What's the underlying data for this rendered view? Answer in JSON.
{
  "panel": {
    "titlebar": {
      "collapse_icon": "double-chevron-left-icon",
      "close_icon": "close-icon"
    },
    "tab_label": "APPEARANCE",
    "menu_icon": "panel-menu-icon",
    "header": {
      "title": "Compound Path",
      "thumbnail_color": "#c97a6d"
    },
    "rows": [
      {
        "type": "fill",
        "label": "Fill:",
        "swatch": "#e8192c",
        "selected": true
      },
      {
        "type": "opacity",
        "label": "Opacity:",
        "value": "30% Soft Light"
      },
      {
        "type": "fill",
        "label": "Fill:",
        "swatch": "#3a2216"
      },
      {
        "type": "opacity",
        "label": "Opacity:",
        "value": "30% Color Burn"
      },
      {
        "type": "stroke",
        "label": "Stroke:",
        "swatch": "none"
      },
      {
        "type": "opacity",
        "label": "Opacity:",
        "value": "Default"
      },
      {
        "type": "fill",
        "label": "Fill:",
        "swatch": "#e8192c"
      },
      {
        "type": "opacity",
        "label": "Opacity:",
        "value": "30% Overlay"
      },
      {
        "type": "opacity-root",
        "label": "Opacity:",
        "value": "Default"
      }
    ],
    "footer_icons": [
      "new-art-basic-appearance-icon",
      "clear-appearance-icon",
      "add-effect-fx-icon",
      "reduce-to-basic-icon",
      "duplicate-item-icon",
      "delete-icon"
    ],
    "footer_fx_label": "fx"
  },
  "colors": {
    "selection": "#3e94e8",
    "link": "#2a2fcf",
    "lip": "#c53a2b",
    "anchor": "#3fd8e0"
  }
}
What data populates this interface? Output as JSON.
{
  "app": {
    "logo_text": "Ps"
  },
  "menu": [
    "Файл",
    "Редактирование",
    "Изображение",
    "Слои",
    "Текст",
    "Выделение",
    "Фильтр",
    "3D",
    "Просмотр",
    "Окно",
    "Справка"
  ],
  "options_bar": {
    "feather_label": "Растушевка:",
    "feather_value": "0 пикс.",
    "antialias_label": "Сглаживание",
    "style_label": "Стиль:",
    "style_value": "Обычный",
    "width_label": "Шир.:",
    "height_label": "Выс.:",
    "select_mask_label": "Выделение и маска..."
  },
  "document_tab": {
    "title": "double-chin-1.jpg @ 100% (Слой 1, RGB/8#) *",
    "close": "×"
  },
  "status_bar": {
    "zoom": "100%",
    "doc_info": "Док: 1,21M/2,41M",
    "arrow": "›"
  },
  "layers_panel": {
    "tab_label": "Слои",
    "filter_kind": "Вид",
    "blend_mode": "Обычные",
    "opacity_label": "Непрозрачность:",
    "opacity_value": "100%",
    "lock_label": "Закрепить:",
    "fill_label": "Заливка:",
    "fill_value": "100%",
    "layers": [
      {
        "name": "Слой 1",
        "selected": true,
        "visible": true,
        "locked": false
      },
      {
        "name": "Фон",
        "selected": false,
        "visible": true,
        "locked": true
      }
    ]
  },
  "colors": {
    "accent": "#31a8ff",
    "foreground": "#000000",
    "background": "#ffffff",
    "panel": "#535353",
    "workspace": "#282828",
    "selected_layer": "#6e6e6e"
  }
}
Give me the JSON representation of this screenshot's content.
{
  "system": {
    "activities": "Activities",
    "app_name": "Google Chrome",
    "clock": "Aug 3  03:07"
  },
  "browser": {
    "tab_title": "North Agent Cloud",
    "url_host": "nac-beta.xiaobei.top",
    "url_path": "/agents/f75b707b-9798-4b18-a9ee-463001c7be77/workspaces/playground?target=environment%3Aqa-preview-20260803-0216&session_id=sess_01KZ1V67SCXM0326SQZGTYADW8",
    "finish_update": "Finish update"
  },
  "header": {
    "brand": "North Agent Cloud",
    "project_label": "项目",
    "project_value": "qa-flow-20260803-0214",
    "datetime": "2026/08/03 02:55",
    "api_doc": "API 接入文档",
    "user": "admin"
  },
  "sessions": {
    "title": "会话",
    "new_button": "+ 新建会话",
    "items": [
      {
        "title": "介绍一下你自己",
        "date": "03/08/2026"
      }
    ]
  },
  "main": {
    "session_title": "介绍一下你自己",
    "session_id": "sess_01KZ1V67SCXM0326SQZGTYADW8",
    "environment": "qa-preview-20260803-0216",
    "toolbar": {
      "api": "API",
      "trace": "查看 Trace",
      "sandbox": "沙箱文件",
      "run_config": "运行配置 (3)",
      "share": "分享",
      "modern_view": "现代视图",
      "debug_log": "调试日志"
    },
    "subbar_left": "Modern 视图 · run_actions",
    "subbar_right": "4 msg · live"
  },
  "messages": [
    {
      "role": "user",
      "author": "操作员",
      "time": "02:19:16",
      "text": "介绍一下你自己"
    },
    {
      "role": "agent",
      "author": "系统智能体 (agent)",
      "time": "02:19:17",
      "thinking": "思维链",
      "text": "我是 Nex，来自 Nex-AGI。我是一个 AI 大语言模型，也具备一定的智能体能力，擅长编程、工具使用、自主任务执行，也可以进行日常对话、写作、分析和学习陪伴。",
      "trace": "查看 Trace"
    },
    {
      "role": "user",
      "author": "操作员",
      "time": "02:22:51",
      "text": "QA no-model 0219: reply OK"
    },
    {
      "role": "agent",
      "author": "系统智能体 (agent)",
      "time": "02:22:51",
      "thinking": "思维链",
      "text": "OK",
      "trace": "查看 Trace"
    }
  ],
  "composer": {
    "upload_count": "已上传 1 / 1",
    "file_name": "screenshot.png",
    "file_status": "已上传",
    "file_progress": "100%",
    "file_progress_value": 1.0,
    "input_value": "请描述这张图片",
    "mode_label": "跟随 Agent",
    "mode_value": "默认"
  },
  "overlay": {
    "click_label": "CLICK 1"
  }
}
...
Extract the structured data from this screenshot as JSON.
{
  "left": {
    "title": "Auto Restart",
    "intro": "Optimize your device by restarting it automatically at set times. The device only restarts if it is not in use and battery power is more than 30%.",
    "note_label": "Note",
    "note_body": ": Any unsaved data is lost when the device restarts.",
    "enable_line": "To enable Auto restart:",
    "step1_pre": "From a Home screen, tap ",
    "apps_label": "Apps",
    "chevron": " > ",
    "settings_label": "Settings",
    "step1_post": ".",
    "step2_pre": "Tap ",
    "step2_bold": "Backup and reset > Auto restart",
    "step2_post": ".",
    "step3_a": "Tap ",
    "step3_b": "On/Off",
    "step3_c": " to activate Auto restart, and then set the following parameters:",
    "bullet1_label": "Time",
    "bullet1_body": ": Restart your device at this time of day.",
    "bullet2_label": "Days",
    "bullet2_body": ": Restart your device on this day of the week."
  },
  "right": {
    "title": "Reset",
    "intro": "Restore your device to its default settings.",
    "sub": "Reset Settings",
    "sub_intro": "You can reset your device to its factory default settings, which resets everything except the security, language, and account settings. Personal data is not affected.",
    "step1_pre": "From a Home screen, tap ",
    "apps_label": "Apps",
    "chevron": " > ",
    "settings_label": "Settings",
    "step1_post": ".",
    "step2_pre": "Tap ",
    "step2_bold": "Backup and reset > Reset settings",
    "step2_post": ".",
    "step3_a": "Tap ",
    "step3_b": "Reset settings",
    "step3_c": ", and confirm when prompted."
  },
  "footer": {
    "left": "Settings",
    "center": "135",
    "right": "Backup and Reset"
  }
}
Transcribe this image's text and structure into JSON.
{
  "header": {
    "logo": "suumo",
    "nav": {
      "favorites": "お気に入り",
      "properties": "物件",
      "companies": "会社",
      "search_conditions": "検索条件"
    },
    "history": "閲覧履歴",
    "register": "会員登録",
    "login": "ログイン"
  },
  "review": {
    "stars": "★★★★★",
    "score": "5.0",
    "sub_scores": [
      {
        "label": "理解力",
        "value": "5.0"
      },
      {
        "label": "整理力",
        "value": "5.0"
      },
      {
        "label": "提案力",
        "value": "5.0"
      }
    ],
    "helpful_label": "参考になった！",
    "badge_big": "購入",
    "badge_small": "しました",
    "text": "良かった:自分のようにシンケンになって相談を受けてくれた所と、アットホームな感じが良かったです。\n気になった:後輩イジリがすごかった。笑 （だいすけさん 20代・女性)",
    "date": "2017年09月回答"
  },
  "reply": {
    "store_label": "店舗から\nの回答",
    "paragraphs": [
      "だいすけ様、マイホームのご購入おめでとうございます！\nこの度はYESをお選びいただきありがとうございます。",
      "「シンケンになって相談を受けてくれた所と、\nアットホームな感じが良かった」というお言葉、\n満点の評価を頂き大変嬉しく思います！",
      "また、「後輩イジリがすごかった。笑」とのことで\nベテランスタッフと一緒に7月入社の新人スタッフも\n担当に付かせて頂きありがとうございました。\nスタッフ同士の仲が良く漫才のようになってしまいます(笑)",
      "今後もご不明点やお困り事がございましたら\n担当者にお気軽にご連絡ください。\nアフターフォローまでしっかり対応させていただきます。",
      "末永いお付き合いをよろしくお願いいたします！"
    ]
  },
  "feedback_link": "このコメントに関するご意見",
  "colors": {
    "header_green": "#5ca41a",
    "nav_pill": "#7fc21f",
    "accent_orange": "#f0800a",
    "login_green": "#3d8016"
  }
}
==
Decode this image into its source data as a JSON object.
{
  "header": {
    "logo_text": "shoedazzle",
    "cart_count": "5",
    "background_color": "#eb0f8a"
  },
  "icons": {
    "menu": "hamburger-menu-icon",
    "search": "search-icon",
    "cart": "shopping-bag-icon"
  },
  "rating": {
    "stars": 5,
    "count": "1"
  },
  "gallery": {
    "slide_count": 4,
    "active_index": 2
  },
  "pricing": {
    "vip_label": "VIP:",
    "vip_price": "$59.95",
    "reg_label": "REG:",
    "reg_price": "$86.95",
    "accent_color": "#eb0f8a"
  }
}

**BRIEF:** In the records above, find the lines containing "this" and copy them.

**PROBLEM SOLUTION:**
What's the underlying data for this rendered view? Answer in JSON.
What data populates this interface? Output as JSON.
Give me the JSON representation of this screenshot's content.
Extract the structured data from this screenshot as JSON.
    "bullet1_body": ": Restart your device at this time of day.",
    "bullet2_body": ": Restart your device on this day of the week."
Transcribe this image's text and structure into JSON.
Decode this image into its source data as a JSON object.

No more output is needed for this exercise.